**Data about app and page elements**
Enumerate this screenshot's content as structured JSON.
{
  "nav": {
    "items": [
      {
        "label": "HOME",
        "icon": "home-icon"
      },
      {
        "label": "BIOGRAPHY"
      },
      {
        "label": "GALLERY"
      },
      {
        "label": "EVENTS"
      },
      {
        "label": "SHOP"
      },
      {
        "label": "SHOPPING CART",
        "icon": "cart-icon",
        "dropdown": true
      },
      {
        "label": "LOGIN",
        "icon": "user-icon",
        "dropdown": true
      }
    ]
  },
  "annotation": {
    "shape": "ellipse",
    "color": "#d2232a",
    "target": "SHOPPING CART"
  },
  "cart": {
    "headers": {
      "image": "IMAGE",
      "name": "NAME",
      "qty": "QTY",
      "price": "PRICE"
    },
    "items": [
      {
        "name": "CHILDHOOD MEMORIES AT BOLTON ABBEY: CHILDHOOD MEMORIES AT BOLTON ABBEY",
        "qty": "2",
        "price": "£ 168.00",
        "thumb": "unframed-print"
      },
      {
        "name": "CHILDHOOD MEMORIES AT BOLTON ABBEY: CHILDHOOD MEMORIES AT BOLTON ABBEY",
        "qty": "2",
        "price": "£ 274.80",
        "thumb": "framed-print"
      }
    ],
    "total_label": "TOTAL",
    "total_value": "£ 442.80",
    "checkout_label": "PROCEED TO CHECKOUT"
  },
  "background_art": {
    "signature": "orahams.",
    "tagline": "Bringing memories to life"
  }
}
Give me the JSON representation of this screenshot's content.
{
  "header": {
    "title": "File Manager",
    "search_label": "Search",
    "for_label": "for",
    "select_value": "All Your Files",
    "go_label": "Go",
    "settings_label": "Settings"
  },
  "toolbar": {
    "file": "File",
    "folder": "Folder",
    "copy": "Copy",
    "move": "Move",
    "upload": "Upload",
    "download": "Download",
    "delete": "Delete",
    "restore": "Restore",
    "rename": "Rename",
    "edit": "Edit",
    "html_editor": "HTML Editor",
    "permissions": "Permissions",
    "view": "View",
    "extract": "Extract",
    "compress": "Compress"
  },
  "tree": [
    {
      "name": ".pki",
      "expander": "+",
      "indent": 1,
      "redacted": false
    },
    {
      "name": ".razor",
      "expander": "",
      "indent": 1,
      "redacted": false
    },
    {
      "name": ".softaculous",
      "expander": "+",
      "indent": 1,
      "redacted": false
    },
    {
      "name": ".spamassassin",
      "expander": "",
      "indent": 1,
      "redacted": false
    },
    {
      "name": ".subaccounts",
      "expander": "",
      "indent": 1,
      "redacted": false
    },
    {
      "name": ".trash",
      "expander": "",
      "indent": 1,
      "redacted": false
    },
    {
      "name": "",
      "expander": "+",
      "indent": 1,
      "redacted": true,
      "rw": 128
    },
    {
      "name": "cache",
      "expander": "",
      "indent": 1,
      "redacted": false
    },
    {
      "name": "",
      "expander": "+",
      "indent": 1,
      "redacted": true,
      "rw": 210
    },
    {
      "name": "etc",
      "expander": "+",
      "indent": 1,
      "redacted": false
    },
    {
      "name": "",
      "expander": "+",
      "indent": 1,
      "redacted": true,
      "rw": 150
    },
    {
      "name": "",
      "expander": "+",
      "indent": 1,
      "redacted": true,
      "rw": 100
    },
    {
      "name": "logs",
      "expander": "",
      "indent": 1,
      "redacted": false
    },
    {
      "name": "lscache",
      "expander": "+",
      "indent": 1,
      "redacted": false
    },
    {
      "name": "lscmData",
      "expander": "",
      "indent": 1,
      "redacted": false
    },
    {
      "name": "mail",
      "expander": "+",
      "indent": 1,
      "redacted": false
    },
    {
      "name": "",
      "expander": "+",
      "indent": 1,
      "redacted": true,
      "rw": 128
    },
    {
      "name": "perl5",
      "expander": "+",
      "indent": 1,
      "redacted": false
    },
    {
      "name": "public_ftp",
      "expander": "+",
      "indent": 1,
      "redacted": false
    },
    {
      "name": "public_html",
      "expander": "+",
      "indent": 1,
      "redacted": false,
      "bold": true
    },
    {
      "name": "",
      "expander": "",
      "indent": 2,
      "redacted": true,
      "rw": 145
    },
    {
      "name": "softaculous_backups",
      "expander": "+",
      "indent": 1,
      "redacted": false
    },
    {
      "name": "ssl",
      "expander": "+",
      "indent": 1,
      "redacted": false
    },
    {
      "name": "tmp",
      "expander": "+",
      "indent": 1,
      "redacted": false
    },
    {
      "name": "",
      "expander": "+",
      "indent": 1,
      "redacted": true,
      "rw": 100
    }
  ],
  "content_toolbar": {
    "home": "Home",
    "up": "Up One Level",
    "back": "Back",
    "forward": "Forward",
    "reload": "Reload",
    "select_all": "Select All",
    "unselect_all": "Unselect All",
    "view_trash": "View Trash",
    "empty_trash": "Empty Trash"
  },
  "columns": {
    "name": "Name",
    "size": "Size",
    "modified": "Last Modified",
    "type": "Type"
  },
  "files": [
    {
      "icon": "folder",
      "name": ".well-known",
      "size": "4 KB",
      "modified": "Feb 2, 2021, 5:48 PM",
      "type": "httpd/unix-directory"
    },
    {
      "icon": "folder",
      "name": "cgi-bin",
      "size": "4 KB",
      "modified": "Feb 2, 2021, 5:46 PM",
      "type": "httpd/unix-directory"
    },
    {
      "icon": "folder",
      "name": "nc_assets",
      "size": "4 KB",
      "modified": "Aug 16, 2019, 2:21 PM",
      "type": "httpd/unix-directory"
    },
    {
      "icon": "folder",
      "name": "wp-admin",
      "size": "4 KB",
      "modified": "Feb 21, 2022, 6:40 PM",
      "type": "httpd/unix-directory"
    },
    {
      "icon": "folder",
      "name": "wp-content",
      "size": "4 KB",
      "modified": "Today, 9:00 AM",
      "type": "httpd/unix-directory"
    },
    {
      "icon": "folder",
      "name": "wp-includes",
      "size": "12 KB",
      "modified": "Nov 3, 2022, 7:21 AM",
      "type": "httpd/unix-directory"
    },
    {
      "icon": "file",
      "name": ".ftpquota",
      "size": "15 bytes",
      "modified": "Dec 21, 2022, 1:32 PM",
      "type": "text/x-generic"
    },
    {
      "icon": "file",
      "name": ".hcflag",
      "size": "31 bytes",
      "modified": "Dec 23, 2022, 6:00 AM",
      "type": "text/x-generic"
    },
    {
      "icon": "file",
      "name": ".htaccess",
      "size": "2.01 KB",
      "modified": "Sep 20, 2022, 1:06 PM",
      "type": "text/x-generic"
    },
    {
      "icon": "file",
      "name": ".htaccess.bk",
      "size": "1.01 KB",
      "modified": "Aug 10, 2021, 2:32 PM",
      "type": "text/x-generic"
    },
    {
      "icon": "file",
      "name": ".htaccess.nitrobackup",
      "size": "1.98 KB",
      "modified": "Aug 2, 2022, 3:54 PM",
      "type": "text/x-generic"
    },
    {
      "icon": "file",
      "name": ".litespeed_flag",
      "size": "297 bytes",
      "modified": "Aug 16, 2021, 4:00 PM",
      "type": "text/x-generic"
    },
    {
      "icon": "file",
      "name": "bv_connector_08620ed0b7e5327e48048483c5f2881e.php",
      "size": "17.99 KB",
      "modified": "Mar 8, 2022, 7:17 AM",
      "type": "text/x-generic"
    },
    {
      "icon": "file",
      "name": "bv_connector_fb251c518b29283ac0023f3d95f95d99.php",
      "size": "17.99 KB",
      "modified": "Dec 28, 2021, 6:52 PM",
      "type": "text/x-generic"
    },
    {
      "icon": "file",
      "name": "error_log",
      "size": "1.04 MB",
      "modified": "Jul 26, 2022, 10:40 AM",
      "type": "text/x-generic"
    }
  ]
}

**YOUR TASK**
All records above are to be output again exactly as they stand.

**ANSWER BOX**
Enumerate this screenshot's content as structured JSON.
{
  "nav": {
    "items": [
      {
        "label": "HOME",
        "icon": "home-icon"
      },
      {
        "label": "BIOGRAPHY"
      },
      {
        "label": "GALLERY"
      },
      {
        "label": "EVENTS"
      },
      {
        "label": "SHOP"
      },
      {
        "label": "SHOPPING CART",
        "icon": "cart-icon",
        "dropdown": true
      },
      {
        "label": "LOGIN",
        "icon": "user-icon",
        "dropdown": true
      }
    ]
  },
  "annotation": {
    "shape": "ellipse",
    "color": "#d2232a",
    "target": "SHOPPING CART"
  },
  "cart": {
    "headers": {
      "image": "IMAGE",
      "name": "NAME",
      "qty": "QTY",
      "price": "PRICE"
    },
    "items": [
      {
        "name": "CHILDHOOD MEMORIES AT BOLTON ABBEY: CHILDHOOD MEMORIES AT BOLTON ABBEY",
        "qty": "2",
        "price": "£ 168.00",
        "thumb": "unframed-print"
      },
      {
        "name": "CHILDHOOD MEMORIES AT BOLTON ABBEY: CHILDHOOD MEMORIES AT BOLTON ABBEY",
        "qty": "2",
        "price": "£ 274.80",
        "thumb": "framed-print"
      }
    ],
    "total_label": "TOTAL",
    "total_value": "£ 442.80",
    "checkout_label": "PROCEED TO CHECKOUT"
  },
  "background_art": {
    "signature": "orahams.",
    "tagline": "Bringing memories to life"
  }
}
Give me the JSON representation of this screenshot's content.
{
  "header": {
    "title": "File Manager",
    "search_label": "Search",
    "for_label": "for",
    "select_value": "All Your Files",
    "go_label": "Go",
    "settings_label": "Settings"
  },
  "toolbar": {
    "file": "File",
    "folder": "Folder",
    "copy": "Copy",
    "move": "Move",
    "upload": "Upload",
    "download": "Download",
    "delete": "Delete",
    "restore": "Restore",
    "rename": "Rename",
    "edit": "Edit",
    "html_editor": "HTML Editor",
    "permissions": "Permissions",
    "view": "View",
    "extract": "Extract",
    "compress": "Compress"
  },
  "tree": [
    {
      "name": ".pki",
      "expander": "+",
      "indent": 1,
      "redacted": false
    },
    {
      "name": ".razor",
      "expander": "",
      "indent": 1,
      "redacted": false
    },
    {
      "name": ".softaculous",
      "expander": "+",
      "indent": 1,
      "redacted": false
    },
    {
      "name": ".spamassassin",
      "expander": "",
      "indent": 1,
      "redacted": false
    },
    {
      "name": ".subaccounts",
      "expander": "",
      "indent": 1,
      "redacted": false
    },
    {
      "name": ".trash",
      "expander": "",
      "indent": 1,
      "redacted": false
    },
    {
      "name": "",
      "expander": "+",
      "indent": 1,
      "redacted": true,
      "rw": 128
    },
    {
      "name": "cache",
      "expander": "",
      "indent": 1,
      "redacted": false
    },
    {
      "name": "",
      "expander": "+",
      "indent": 1,
      "redacted": true,
      "rw": 210
    },
    {
      "name": "etc",
      "expander": "+",
      "indent": 1,
      "redacted": false
    },
    {
      "name": "",
      "expander": "+",
      "indent": 1,
      "redacted": true,
      "rw": 150
    },
    {
      "name": "",
      "expander": "+",
      "indent": 1,
      "redacted": true,
      "rw": 100
    },
    {
      "name": "logs",
      "expander": "",
      "indent": 1,
      "redacted": false
    },
    {
      "name": "lscache",
      "expander": "+",
      "indent": 1,
      "redacted": false
    },
    {
      "name": "lscmData",
      "expander": "",
      "indent": 1,
      "redacted": false
    },
    {
      "name": "mail",
      "expander": "+",
      "indent": 1,
      "redacted": false
    },
    {
      "name": "",
      "expander": "+",
      "indent": 1,
      "redacted": true,
      "rw": 128
    },
    {
      "name": "perl5",
      "expander": "+",
      "indent": 1,
      "redacted": false
    },
    {
      "name": "public_ftp",
      "expander": "+",
      "indent": 1,
      "redacted": false
    },
    {
      "name": "public_html",
      "expander": "+",
      "indent": 1,
      "redacted": false,
      "bold": true
    },
    {
      "name": "",
      "expander": "",
      "indent": 2,
      "redacted": true,
      "rw": 145
    },
    {
      "name": "softaculous_backups",
      "expander": "+",
      "indent": 1,
      "redacted": false
    },
    {
      "name": "ssl",
      "expander": "+",
      "indent": 1,
      "redacted": false
    },
    {
      "name": "tmp",
      "expander": "+",
      "indent": 1,
      "redacted": false
    },
    {
      "name": "",
      "expander": "+",
      "indent": 1,
      "redacted": true,
      "rw": 100
    }
  ],
  "content_toolbar": {
    "home": "Home",
    "up": "Up One Level",
    "back": "Back",
    "forward": "Forward",
    "reload": "Reload",
    "select_all": "Select All",
    "unselect_all": "Unselect All",
    "view_trash": "View Trash",
    "empty_trash": "Empty Trash"
  },
  "columns": {
    "name": "Name",
    "size": "Size",
    "modified": "Last Modified",
    "type": "Type"
  },
  "files": [
    {
      "icon": "folder",
      "name": ".well-known",
      "size": "4 KB",
      "modified": "Feb 2, 2021, 5:48 PM",
      "type": "httpd/unix-directory"
    },
    {
      "icon": "folder",
      "name": "cgi-bin",
      "size": "4 KB",
      "modified": "Feb 2, 2021, 5:46 PM",
      "type": "httpd/unix-directory"
    },
    {
      "icon": "folder",
      "name": "nc_assets",
      "size": "4 KB",
      "modified": "Aug 16, 2019, 2:21 PM",
      "type": "httpd/unix-directory"
    },
    {
      "icon": "folder",
      "name": "wp-admin",
      "size": "4 KB",
      "modified": "Feb 21, 2022, 6:40 PM",
      "type": "httpd/unix-directory"
    },
    {
      "icon": "folder",
      "name": "wp-content",
      "size": "4 KB",
      "modified": "Today, 9:00 AM",
      "type": "httpd/unix-directory"
    },
    {
      "icon": "folder",
      "name": "wp-includes",
      "size": "12 KB",
      "modified": "Nov 3, 2022, 7:21 AM",
      "type": "httpd/unix-directory"
    },
    {
      "icon": "file",
      "name": ".ftpquota",
      "size": "15 bytes",
      "modified": "Dec 21, 2022, 1:32 PM",
      "type": "text/x-generic"
    },
    {
      "icon": "file",
      "name": ".hcflag",
      "size": "31 bytes",
      "modified": "Dec 23, 2022, 6:00 AM",
      "type": "text/x-generic"
    },
    {
      "icon": "file",
      "name": ".htaccess",
      "size": "2.01 KB",
      "modified": "Sep 20, 2022, 1:06 PM",
      "type": "text/x-generic"
    },
    {
      "icon": "file",
      "name": ".htaccess.bk",
      "size": "1.01 KB",
      "modified": "Aug 10, 2021, 2:32 PM",
      "type": "text/x-generic"
    },
    {
      "icon": "file",
      "name": ".htaccess.nitrobackup",
      "size": "1.98 KB",
      "modified": "Aug 2, 2022, 3:54 PM",
      "type": "text/x-generic"
    },
    {
      "icon": "file",
      "name": ".litespeed_flag",
      "size": "297 bytes",
      "modified": "Aug 16, 2021, 4:00 PM",
      "type": "text/x-generic"
    },
    {
      "icon": "file",
      "name": "bv_connector_08620ed0b7e5327e48048483c5f2881e.php",
      "size": "17.99 KB",
      "modified": "Mar 8, 2022, 7:17 AM",
      "type": "text/x-generic"
    },
    {
      "icon": "file",
      "name": "bv_connector_fb251c518b29283ac0023f3d95f95d99.php",
      "size": "17.99 KB",
      "modified": "Dec 28, 2021, 6:52 PM",
      "type": "text/x-generic"
    },
    {
      "icon": "file",
      "name": "error_log",
      "size": "1.04 MB",
      "modified": "Jul 26, 2022, 10:40 AM",
      "type": "text/x-generic"
    }
  ]
}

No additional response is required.